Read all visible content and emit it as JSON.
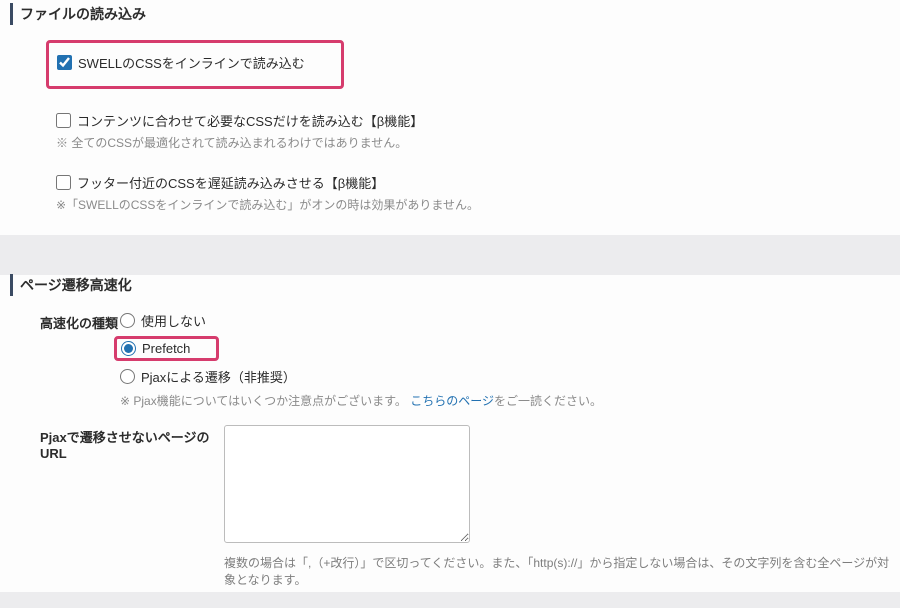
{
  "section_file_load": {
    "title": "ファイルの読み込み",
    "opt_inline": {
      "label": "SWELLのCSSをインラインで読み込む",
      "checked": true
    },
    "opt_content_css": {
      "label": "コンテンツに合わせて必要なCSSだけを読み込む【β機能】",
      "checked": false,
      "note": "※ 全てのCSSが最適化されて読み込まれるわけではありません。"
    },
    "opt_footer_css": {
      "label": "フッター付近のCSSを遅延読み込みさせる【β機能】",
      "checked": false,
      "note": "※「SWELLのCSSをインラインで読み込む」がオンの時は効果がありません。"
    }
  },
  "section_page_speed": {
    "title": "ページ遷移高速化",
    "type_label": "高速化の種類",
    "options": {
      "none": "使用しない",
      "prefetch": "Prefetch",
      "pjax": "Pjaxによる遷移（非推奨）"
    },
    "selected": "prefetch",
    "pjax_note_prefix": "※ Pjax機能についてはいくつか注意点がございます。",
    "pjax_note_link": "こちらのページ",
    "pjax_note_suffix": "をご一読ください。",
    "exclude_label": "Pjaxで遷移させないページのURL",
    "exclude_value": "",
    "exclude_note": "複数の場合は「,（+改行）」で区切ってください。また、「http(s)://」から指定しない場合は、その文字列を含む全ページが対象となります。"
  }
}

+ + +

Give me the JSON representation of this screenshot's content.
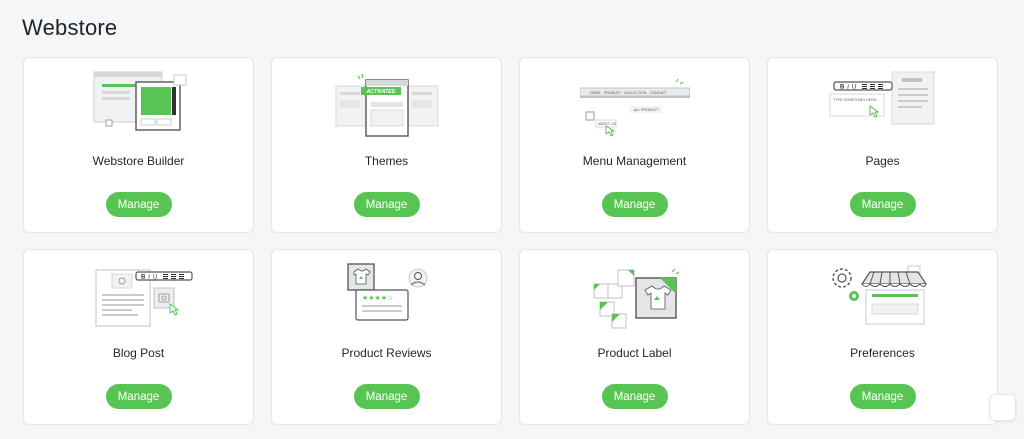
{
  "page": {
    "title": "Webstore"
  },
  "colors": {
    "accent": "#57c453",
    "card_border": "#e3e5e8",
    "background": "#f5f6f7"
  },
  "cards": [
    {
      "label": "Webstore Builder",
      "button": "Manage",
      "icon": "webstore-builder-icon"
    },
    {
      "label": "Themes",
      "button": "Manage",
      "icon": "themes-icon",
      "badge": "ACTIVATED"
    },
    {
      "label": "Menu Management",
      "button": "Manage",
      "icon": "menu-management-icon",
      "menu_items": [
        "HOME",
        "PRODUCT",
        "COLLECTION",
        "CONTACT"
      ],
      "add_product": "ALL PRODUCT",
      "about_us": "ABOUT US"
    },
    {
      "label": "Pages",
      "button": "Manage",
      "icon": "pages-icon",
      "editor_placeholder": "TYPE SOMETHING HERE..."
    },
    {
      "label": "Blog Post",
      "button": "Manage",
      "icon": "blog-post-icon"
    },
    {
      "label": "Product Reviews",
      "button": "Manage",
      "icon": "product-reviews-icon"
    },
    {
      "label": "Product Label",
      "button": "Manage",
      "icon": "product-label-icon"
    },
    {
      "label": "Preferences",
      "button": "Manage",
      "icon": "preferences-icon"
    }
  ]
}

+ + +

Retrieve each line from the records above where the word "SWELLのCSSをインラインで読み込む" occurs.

RESPONSE FOR THIS EXERCISE
      "label": "SWELLのCSSをインラインで読み込む",
      "note": "※「SWELLのCSSをインラインで読み込む」がオンの時は効果がありません。"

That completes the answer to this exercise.